Metaphors are a really useful way to convey complex ideas and offer your clients a visceral understanding of the important points you are trying to make. I’ve been on a couple of rafting trips on two radically different rivers. One day the parallels between white water rafting and running a business began to bubble up (so to speak):
- Every river is different. And most are in out of the way places. Some rivers are great for beginners. Others are for experts only. It’s important to know the difference before you get in the raft; even better to know the difference before you incur the expense of traveling to the river.
- The ability to swim is a real asset. A life vest and helmet are essential equipment if you want to survive the trip.
- Rafting involves brief periods of fast paced activity and white knuckle excitement interspersed with long periods of calm that require a lot of paddling to get you to the next rapid.
- The rapids are always more dangerous after a storm, or after the floodgates upriver have been opened. These variations are both seasonal and “man made” and can be predicted (most of the time) with a little research.
- The person who is seated in front gets soaked even though they can see what’s coming. There is a good chance someone who has been rafting before will suggest that you take the front seat so “you will have the better view.” This person is not your friend.
- The person in the back is in the best position to control the raft and therefore is usually the guide. It’s always a good idea to let the guide steer and follow her instructions.
- Whitewater rafting without a guide is stupid and dangerous if you are inexperienced, unfamiliar with the river, and haven’t mastered the critical techniques required to survive. Guides not only have the skill to steer the boat, they are familiar with the river and have been through these same rapids before in a variety of different conditions.
- The trip is more successful if people seated in the middle help with the paddling instead of just going along for the ride.

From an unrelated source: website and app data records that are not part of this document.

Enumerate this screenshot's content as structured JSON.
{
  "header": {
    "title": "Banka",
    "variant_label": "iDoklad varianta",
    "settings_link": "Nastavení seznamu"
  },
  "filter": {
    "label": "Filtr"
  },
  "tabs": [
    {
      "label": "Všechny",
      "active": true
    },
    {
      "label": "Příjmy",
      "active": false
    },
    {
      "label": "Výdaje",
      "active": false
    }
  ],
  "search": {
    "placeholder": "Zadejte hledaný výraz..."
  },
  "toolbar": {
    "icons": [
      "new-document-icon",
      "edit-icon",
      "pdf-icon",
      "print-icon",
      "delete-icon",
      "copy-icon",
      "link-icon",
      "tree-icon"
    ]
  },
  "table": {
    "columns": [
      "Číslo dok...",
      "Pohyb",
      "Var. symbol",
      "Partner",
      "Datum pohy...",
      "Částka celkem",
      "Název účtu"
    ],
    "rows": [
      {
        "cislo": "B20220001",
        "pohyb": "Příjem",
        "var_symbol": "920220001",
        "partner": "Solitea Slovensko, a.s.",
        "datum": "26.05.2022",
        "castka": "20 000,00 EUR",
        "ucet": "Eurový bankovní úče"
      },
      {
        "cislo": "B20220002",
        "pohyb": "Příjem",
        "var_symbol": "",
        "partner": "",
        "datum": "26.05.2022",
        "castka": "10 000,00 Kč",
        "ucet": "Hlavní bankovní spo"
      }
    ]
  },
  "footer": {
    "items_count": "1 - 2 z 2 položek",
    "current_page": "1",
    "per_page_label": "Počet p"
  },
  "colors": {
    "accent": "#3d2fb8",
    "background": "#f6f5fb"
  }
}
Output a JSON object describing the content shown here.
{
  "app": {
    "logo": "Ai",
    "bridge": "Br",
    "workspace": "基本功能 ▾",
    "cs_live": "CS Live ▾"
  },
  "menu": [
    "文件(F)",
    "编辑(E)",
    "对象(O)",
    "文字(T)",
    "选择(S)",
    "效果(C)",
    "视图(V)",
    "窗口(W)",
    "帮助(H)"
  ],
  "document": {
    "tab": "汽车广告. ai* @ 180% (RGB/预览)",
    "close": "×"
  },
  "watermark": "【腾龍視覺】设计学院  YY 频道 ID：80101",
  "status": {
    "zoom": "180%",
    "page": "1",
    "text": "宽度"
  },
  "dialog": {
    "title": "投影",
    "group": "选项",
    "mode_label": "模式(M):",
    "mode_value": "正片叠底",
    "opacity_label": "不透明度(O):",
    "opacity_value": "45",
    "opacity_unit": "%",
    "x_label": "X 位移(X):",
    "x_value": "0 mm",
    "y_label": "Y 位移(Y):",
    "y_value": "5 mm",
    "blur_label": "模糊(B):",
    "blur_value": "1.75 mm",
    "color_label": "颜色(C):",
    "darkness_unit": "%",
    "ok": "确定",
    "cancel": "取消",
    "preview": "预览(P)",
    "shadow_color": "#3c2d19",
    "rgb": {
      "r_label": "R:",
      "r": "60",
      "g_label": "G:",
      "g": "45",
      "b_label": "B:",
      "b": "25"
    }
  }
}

It’s especially helpful if everyone paddles in the right direction and at the right time.
- The probability of falling out of the raft increases if you aren’t paying attention. When you fall out and find yourself in the middle of the raging cold water it’s almost impossible to remember the instructions you were given hours before while standing on dry land about what to do “if” you fall out.
- Pausing in the middle of the trip for some rest, nourishment and a chance to reflect on your shared experience with your fellow passengers is a really good idea.
No one can fully describe for you what it is like to go white water rafting. You just have to go on the journey and experience it for yourself.
(Thanks to Class VI Mountain River for a great experience)